• _Try it_
Count every line below that contains "this", then give that count and nothing else.

• _Extracted material_
------------------------

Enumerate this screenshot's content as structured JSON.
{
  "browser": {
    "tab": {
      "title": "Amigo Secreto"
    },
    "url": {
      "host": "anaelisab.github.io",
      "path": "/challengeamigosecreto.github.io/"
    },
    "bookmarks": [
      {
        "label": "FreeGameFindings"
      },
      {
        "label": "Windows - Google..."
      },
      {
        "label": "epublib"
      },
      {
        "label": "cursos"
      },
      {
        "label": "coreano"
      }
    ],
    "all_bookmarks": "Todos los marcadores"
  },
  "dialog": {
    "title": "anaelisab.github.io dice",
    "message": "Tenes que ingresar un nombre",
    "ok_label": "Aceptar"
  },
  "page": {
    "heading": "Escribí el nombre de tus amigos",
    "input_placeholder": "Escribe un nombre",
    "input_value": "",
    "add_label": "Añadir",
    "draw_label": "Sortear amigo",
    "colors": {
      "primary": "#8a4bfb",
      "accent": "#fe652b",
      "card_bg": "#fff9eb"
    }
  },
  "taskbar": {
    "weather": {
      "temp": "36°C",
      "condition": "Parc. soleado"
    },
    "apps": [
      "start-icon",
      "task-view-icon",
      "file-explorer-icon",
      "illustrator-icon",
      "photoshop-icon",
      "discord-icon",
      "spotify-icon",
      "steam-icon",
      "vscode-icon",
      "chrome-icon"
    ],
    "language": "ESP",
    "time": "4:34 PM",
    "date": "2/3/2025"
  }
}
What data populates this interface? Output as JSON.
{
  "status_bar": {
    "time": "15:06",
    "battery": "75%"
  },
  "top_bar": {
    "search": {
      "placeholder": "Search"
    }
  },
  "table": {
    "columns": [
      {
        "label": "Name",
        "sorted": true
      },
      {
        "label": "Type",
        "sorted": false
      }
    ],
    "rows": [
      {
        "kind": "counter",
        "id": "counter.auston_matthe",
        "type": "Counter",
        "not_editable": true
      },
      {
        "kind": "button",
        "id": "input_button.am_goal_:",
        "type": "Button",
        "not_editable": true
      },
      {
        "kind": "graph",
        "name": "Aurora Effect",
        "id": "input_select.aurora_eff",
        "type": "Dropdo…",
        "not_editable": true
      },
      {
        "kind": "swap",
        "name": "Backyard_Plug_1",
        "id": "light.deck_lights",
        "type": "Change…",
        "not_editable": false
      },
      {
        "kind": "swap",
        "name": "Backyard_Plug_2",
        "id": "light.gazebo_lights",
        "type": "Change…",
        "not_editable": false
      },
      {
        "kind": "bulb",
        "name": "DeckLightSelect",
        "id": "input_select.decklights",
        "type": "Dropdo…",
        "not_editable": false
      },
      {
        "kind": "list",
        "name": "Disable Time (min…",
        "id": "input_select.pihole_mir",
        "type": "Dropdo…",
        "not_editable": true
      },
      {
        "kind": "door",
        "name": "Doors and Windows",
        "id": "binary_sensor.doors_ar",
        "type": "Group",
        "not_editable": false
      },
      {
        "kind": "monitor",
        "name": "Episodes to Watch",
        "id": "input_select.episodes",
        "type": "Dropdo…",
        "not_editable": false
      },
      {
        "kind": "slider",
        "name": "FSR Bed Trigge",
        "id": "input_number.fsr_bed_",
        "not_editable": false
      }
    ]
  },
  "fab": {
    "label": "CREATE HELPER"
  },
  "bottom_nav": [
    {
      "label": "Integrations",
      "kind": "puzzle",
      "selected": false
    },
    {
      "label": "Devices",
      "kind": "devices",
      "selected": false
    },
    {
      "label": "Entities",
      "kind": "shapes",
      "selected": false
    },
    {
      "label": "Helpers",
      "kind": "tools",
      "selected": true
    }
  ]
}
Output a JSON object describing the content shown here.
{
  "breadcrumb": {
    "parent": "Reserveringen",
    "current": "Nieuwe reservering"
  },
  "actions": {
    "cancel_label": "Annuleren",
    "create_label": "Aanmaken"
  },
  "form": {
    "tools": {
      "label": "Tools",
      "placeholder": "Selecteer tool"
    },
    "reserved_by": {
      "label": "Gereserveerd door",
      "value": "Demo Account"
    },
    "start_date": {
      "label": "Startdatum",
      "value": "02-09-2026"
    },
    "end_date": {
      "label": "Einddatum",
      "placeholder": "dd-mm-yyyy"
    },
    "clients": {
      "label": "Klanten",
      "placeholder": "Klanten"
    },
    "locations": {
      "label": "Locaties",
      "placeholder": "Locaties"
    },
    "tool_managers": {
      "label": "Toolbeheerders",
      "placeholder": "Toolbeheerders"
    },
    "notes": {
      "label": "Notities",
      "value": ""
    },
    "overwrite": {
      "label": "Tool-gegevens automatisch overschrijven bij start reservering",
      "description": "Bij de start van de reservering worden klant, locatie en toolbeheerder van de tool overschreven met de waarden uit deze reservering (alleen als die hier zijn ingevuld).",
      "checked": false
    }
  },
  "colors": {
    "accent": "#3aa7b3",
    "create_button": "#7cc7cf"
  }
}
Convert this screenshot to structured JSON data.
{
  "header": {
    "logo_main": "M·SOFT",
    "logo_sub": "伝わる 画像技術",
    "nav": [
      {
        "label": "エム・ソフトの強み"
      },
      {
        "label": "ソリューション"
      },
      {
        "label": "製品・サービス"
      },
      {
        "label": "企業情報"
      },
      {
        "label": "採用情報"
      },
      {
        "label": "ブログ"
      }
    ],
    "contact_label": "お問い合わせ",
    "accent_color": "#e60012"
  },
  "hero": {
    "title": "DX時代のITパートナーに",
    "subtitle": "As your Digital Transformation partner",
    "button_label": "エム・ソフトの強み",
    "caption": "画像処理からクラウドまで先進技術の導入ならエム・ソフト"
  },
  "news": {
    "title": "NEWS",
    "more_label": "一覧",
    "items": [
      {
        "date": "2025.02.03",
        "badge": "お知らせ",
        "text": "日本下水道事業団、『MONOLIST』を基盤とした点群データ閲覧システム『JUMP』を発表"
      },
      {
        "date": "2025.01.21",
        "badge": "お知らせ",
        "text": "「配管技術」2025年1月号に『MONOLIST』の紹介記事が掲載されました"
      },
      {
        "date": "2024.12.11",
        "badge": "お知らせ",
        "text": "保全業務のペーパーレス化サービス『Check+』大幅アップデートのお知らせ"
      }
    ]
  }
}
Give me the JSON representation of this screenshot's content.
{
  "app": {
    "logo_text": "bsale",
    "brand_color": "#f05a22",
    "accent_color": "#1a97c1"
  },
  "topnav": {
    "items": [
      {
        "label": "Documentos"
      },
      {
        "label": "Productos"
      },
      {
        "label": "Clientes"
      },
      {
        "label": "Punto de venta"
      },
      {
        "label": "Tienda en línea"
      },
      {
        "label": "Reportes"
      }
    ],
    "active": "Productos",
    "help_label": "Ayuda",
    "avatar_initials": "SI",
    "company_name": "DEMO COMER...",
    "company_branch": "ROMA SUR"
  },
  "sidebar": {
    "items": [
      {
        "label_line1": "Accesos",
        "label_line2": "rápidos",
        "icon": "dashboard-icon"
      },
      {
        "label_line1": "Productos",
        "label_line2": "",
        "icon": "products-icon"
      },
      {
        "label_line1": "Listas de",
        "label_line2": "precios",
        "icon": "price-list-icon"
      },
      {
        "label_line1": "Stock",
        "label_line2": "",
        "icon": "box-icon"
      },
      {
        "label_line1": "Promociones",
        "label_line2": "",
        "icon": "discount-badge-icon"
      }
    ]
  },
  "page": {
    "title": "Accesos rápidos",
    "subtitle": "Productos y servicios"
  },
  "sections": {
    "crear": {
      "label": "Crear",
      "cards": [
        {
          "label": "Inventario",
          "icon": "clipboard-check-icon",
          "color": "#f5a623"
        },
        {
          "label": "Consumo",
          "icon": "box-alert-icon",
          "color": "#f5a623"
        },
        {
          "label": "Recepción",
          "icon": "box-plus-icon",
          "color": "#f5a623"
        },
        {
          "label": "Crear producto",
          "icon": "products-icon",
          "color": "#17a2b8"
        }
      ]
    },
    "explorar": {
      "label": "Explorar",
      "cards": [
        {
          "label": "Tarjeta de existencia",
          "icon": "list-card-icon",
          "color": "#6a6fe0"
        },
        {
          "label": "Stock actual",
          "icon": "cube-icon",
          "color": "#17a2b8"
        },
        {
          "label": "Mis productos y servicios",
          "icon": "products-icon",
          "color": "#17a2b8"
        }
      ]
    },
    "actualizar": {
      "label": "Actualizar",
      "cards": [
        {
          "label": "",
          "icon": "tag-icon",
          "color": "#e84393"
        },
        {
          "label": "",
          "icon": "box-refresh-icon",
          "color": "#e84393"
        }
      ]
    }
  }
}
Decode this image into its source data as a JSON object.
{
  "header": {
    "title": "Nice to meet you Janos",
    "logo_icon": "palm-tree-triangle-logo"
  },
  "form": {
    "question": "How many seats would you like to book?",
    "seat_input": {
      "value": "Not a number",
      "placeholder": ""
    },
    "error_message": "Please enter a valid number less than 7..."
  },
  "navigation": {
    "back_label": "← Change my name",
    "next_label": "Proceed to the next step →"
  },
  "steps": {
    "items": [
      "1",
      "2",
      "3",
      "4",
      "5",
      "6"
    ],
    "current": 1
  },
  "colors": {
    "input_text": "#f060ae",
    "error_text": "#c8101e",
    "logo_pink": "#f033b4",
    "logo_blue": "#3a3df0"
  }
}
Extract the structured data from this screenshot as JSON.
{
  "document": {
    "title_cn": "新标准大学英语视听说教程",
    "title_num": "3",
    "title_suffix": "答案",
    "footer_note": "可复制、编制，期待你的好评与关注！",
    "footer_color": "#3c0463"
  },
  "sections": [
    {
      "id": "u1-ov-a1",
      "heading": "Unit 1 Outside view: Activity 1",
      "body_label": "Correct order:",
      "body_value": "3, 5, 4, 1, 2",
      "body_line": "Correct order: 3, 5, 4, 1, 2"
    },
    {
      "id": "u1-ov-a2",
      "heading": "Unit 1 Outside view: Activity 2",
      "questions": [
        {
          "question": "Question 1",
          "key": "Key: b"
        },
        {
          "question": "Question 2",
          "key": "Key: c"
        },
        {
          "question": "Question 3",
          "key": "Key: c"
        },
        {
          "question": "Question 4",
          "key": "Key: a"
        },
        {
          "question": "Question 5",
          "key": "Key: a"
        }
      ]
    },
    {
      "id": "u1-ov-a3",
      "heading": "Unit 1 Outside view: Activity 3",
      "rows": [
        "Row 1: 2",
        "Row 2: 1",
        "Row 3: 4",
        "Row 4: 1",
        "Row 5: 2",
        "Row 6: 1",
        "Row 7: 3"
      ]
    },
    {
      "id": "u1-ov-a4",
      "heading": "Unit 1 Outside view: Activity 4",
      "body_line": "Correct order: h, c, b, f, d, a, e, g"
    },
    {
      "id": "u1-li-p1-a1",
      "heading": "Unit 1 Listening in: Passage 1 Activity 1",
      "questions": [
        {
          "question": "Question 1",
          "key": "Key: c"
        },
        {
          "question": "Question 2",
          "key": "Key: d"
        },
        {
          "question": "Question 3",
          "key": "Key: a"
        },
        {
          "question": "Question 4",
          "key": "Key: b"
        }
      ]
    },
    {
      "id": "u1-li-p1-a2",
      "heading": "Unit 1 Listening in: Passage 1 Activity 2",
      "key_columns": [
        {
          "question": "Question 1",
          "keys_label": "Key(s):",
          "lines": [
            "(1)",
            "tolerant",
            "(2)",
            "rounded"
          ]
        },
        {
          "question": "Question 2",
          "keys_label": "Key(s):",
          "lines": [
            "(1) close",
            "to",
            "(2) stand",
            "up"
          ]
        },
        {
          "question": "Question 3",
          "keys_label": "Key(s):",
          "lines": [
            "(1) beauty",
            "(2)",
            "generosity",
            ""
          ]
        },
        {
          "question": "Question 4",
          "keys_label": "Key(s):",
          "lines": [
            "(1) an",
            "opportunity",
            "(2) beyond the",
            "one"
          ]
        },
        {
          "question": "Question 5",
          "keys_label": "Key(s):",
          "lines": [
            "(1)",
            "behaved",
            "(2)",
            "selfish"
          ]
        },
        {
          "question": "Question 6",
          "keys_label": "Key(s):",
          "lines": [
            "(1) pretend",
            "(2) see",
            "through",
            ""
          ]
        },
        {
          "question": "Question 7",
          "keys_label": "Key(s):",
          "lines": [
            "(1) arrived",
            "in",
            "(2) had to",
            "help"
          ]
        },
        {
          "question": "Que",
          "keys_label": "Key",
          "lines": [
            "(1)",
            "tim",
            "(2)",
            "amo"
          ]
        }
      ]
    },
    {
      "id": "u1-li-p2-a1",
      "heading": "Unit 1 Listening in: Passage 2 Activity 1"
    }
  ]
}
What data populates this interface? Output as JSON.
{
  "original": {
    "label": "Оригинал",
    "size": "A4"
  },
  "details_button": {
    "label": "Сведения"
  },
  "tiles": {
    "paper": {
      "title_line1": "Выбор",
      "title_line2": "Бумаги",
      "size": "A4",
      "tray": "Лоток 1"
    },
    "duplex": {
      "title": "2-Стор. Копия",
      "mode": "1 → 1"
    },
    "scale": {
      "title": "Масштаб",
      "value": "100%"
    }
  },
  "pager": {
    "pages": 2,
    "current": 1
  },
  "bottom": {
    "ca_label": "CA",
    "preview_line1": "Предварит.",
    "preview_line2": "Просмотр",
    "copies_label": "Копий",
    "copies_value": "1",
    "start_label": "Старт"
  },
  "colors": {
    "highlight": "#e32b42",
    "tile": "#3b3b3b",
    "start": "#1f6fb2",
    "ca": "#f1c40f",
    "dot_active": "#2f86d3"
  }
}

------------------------

• _Response_
7